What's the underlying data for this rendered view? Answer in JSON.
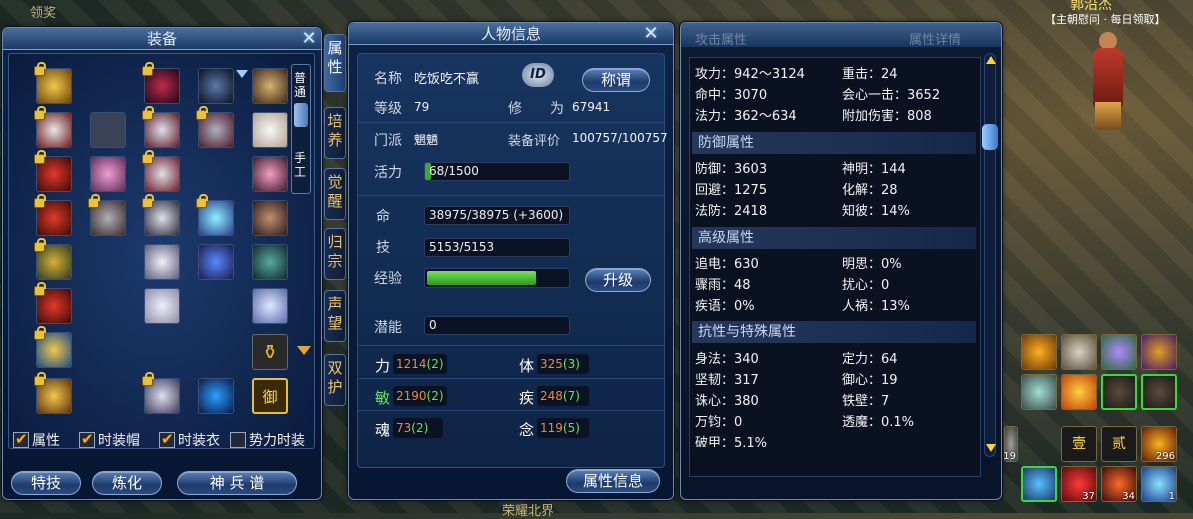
{
  "scene": {
    "npc_name": "郭沿杰",
    "npc_title": "【主朝慰问 · 每日领取】",
    "bottom_text": "荣耀北界",
    "left_fragment": "领奖"
  },
  "equip": {
    "title": "装备",
    "mode_top": "普通",
    "mode_bottom": "手工",
    "checks": [
      {
        "label": "属性",
        "on": true
      },
      {
        "label": "时装帽",
        "on": true
      },
      {
        "label": "时装衣",
        "on": true
      },
      {
        "label": "势力时装",
        "on": false
      }
    ],
    "buttons": {
      "skill": "特技",
      "refine": "炼化",
      "weapon": "神 兵 谱"
    },
    "slot_glyph": "御"
  },
  "tabs": [
    "属性",
    "培养",
    "觉醒",
    "归宗",
    "声望",
    "双护"
  ],
  "char": {
    "title": "人物信息",
    "name_label": "名称",
    "name": "吃饭吃不赢",
    "id_badge": "ID",
    "title_btn": "称谓",
    "level_label": "等级",
    "level": "79",
    "cultivate_label": "修　　为",
    "cultivate": "67941",
    "sect_label": "门派",
    "sect": "魍魉",
    "rating_label": "装备评价",
    "rating": "100757/100757",
    "vitality_label": "活力",
    "vitality": "68/1500",
    "vitality_fraction": 0.045,
    "hp_label": "命",
    "hp": "38975/38975 (+3600)",
    "skill_label": "技",
    "skill": "5153/5153",
    "exp_label": "经验",
    "exp_fraction": 0.78,
    "upgrade_btn": "升级",
    "potential_label": "潜能",
    "potential": "0",
    "stats": [
      {
        "name": "力",
        "base": "1214",
        "bonus": "(2)"
      },
      {
        "name": "体",
        "base": "325",
        "bonus": "(3)"
      },
      {
        "name": "敏",
        "base": "2190",
        "bonus": "(2)",
        "highlight": true
      },
      {
        "name": "疾",
        "base": "248",
        "bonus": "(7)"
      },
      {
        "name": "魂",
        "base": "73",
        "bonus": "(2)"
      },
      {
        "name": "念",
        "base": "119",
        "bonus": "(5)"
      }
    ],
    "attr_btn": "属性信息"
  },
  "attrs": {
    "header": "攻击属性",
    "header2": "属性详情",
    "attack": [
      [
        "攻力：942～3124",
        "重击：24"
      ],
      [
        "命中：3070",
        "会心一击：3652"
      ],
      [
        "法力：362～634",
        "附加伤害：808"
      ]
    ],
    "defense_title": "防御属性",
    "defense": [
      [
        "防御：3603",
        "神明：144"
      ],
      [
        "回避：1275",
        "化解：28"
      ],
      [
        "法防：2418",
        "知彼：14%"
      ]
    ],
    "advanced_title": "高级属性",
    "advanced": [
      [
        "追电：630",
        "明思：0%"
      ],
      [
        "骤雨：48",
        "扰心：0"
      ],
      [
        "疾语：0%",
        "人祸：13%"
      ]
    ],
    "special_title": "抗性与特殊属性",
    "special": [
      [
        "身法：340",
        "定力：64"
      ],
      [
        "坚韧：317",
        "御心：19"
      ],
      [
        "诛心：380",
        "铁壁：7"
      ],
      [
        "万钧：0",
        "透魔：0.1%"
      ],
      [
        "破甲：5.1%",
        ""
      ]
    ]
  },
  "hotbar": {
    "counts": [
      "37",
      "34",
      "1",
      "296",
      "19"
    ],
    "tag1": "壹",
    "tag2": "贰"
  }
}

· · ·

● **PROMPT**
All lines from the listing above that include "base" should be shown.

● **OUTPUT BELOW**
        "base": "1214",
        "base": "325",
        "base": "2190",
        "base": "248",
        "base": "73",
        "base": "119",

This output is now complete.